Work instructions »
Among the entries below, find the lines holding "Transfer" and copy them.
Start of Dataset excerpts
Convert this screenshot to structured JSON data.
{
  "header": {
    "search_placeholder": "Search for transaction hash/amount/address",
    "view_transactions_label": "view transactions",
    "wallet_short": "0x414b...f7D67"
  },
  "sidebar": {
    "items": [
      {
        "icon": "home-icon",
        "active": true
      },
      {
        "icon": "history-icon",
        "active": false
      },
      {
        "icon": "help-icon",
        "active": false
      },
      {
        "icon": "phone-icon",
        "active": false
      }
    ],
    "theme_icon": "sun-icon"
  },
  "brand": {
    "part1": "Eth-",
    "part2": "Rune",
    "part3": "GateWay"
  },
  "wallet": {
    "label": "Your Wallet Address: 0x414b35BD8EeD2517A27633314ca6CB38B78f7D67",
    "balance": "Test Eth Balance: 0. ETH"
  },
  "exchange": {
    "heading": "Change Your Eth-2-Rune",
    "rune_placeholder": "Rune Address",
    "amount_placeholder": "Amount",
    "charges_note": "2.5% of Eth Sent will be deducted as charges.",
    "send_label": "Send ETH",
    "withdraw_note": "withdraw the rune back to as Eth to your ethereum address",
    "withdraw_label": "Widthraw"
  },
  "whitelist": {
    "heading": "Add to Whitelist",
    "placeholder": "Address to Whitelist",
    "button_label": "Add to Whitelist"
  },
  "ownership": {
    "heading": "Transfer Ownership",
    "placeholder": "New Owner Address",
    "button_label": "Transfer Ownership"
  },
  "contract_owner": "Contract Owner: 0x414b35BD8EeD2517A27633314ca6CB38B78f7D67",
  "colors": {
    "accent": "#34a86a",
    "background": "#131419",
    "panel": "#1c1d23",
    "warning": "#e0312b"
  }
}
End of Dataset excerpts
Output »
    "heading": "Transfer Ownership",
    "button_label": "Transfer Ownership"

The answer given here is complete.